Libations in the Labyrinth Vol. 1 / Dan Obstkrieg
Words That Wound / Dan Obstkrieg
Doomsday Device / Joshua Haun
Interview With Jester King Brewery / The Dragon of M87
Interview With Ashencult / Jordan Campbell
Art & Fiction:
Succubus in the Attic / Nikki Guerlain
Dan Harding: The Fine Art of Horror / Brandon Duncan
The Dragon of M87
I hope that you will all enjoy reading the first issue of Backlit as much as we enjoyed crafting it. This is only the beginning!
The Sequence of Prime’s Brandon Duncan isn’t just a musician and artist I admire. He’s someone that I’m happy and proud to call my comrade; sometimes our conversations lead me to suspect he really is my brother from another mother. His music is a whirlwind of grinding, mechanized thrash, while his art is equal parts cosmic, apocalyptic and futuristic. In honor of the release of Inter-, his latest collection of face-rippers under The Sequence of Prime moniker, we chatted over a series of e-mails about everything from the new album, to HP Lovercraft, to the multiverse. Read on for one hell of a verbal ride…
When I was in college, it seemed like I had all the time in the world to just sit and listen to music. I would lay on the futon in my microscopic dorm room, blaring a wide array of metal, rock, hip hop, punk and classic country for seemingly hours on end. Sure, I was going to classes and working multiple jobs, but there was always at least a day or two where I could stay up until the wee hours listening, or find a long break between classes to relax with an album or two.
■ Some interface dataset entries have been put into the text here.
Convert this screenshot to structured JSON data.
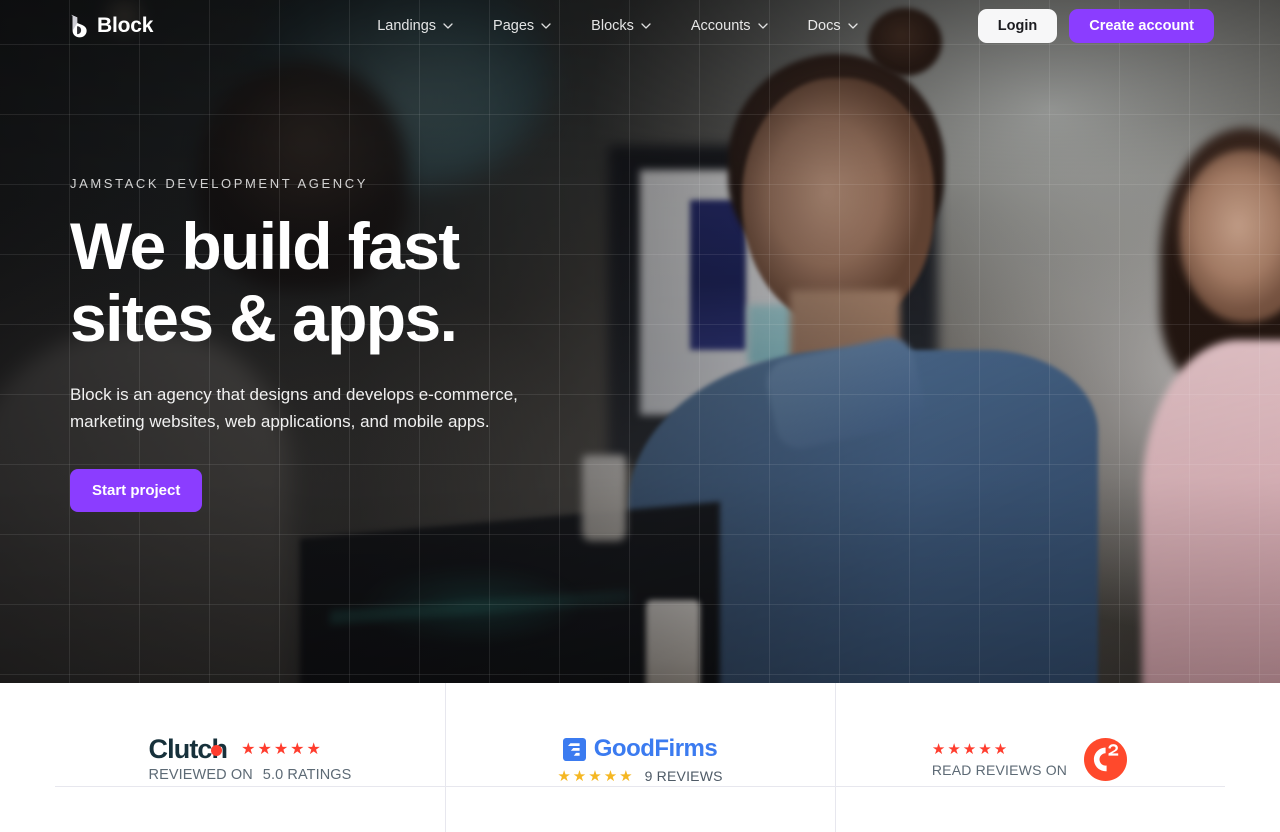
{
  "brand": {
    "name": "Block",
    "logo_icon": "block-logo-mark"
  },
  "nav": {
    "items": [
      {
        "label": "Landings",
        "icon": "chevron-down-icon"
      },
      {
        "label": "Pages",
        "icon": "chevron-down-icon"
      },
      {
        "label": "Blocks",
        "icon": "chevron-down-icon"
      },
      {
        "label": "Accounts",
        "icon": "chevron-down-icon"
      },
      {
        "label": "Docs",
        "icon": "chevron-down-icon"
      }
    ],
    "login_label": "Login",
    "create_account_label": "Create account"
  },
  "hero": {
    "eyebrow": "JAMSTACK DEVELOPMENT AGENCY",
    "title_line1": "We build fast",
    "title_line2": "sites & apps.",
    "subtitle": "Block is an agency that designs and develops e-commerce, marketing websites, web applications, and mobile apps.",
    "cta_label": "Start project"
  },
  "reviews": {
    "clutch": {
      "logo_text": "Clutch",
      "label": "REVIEWED ON",
      "rating_text": "5.0 RATINGS",
      "stars": 5,
      "star_color": "#ff3d2e"
    },
    "goodfirms": {
      "logo_text": "GoodFirms",
      "reviews_text": "9 REVIEWS",
      "stars": 5,
      "star_color": "#f5b722",
      "brand_color": "#3b7bf0"
    },
    "g2": {
      "logo_text": "G2",
      "label": "READ REVIEWS ON",
      "stars": 5,
      "star_color": "#ff492c"
    }
  },
  "colors": {
    "accent": "#8b3dff",
    "login_bg": "#f7f7f8",
    "divider": "#e7e7ee",
    "clutch_dark": "#17313b",
    "muted_text": "#5d6a75"
  }
}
I’d stare at the artwork, read the lyrics, the liner notes and sometimes even the thank yous while the music washed over me out of big-ass speakers, or pumped directly into my ears via headphones (until I accidentally crushed them in a drunken incident that needn’t be recounted here). I could lose myself totally in the worlds my favorite artists created, whether it was the mean streets and dope beats of Ice Cube’s The Predator or the reverbed-to-Hell midnight treble-scapes of Darkthrone’s Under a Funeral Moon.
Utterly embarrassed as I am to admit it, I’m no stranger to bouts of misogyny. Prior to meeting my phenomenal wife, my romantic dealings with the opposite sex were, to put it mildly, less than stellar (I’m sure this surprises no one). From my first “real” girlfriend breaking my heart over a decade ago, to the woman I let repeatedly grind my soul to dust my senior year of college, to countless instances of rejection and other assorted shittiness that would take ages to properly recount, I had been left with a bad taste in my mouth and a fuckload of bitterness before a raven-haired goddess rescued me from the rut I was in. As a result, I treated the few women that dared to try to get close to me like complete shit (this was totally undeserved and my petty way of getting back at the fairer sex as a whole, I reckon) and was generally distrustful and disrespectful towards any woman who wasn’t a blood relative or counted among my inner circle.